I’m lost and need to make a fire, I have a little water left in my water bottle, but I don’t have the energy for a friction fire. What can I do?
This actually happened to me years ago in one of my first planned wilderness survival experiences. Unfortunately, I did not have the adequate knowledge to avoid a very unpleasant time. If you have a clear water bottle with about ¼ of the water remaining and a sunny day it is possible to make a fire with sunlight focused though the upper smooth radius of the bottle with water. Read my post about it.
How can I apply survival mentality to my everyday life?
Survival and success are closely linked, but they are not often thought of together. Thinking about them as closely related will be the best method to applying survival mentality to the day-to-day. Optimizing effort, being prepared in situations that may arise, thinking ahead and being proactive are examples.
What should I prioritize in a survival situation?
Thinking of it like this may help. Prioritize your energy. The spending and generation of energy will be the link between physical survival and death. In truly dire situations you may have a very limited account to draw from. Thinking about your reserves and optimizing your efforts will reap the most beneficial combination of expense and earnings.

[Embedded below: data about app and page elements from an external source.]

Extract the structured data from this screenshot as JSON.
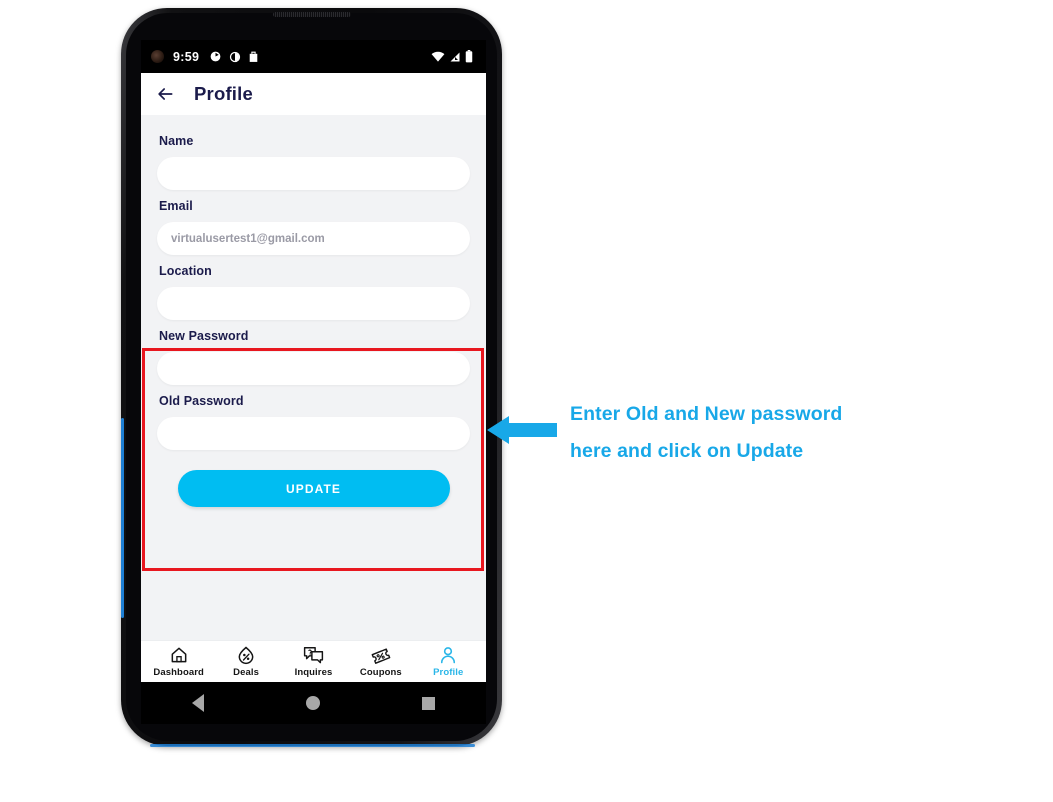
{
  "statusbar": {
    "time": "9:59",
    "left_icons": [
      "notification-circle-icon",
      "notification-half-circle-icon",
      "notification-bag-icon"
    ],
    "right_icons": [
      "wifi-icon",
      "cell-signal-icon",
      "battery-icon"
    ]
  },
  "appbar": {
    "back_icon": "back-arrow-icon",
    "title": "Profile"
  },
  "form": {
    "fields": [
      {
        "label": "Name",
        "value": "",
        "placeholder": "",
        "name": "name"
      },
      {
        "label": "Email",
        "value": "",
        "placeholder": "virtualusertest1@gmail.com",
        "name": "email"
      },
      {
        "label": "Location",
        "value": "",
        "placeholder": "",
        "name": "location"
      },
      {
        "label": "New Password",
        "value": "",
        "placeholder": "",
        "name": "new-password"
      },
      {
        "label": "Old Password",
        "value": "",
        "placeholder": "",
        "name": "old-password"
      }
    ],
    "update_label": "UPDATE"
  },
  "bottom_nav": {
    "items": [
      {
        "label": "Dashboard",
        "icon": "home-icon",
        "active": false
      },
      {
        "label": "Deals",
        "icon": "percent-droplet-icon",
        "active": false
      },
      {
        "label": "Inquires",
        "icon": "chat-question-icon",
        "active": false
      },
      {
        "label": "Coupons",
        "icon": "ticket-percent-icon",
        "active": false
      },
      {
        "label": "Profile",
        "icon": "person-icon",
        "active": true
      }
    ]
  },
  "android_nav": {
    "back": "android-back-icon",
    "home": "android-home-icon",
    "recents": "android-recents-icon"
  },
  "annotation": {
    "line1": "Enter Old and New password",
    "line2": "here and click on Update",
    "arrow": "left-arrow-callout",
    "highlight": "red-highlight-box"
  },
  "colors": {
    "accent_cyan": "#00bdf2",
    "annotation_cyan": "#18a8e8",
    "highlight_red": "#e8171f",
    "label_navy": "#1b1b4b",
    "screen_bg": "#f2f3f5"
  }
}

What is the most important survival aspect?
You could find a number of correct answers to this question. I will submit the most universally important aspect of survival is the mental capacity to control fear and anxiety. Food and water are obvious answers that no one would be surprised to hear. But, would you be prepare to eat anything, drink anything available to survive? Could you overcome your fear of heights if the need called?
Can survival and success be the same?
Absolutely. You are not alone if you find it difficult to draw parallels between survival in a harsh environment and success in your everyday life. Mental fortitude to overcome, realization that life isn’t and will never be fair and actively engaging in practice/training increase any survival or success situation.
What is the most hazardous climate for survival?
I imagine there are experts out there who will disagree with me. However, my feeling is regardless of rain, snow, ice or sun your best chance of survival comes down to the loss and retention of energy. Energy = calories = core temperature. Too hot, no good. Too cold, also no good. Striving for a consistent core temperature that is comfortable will offer the best chance of survival by optimizing the bodies expenditure of energy.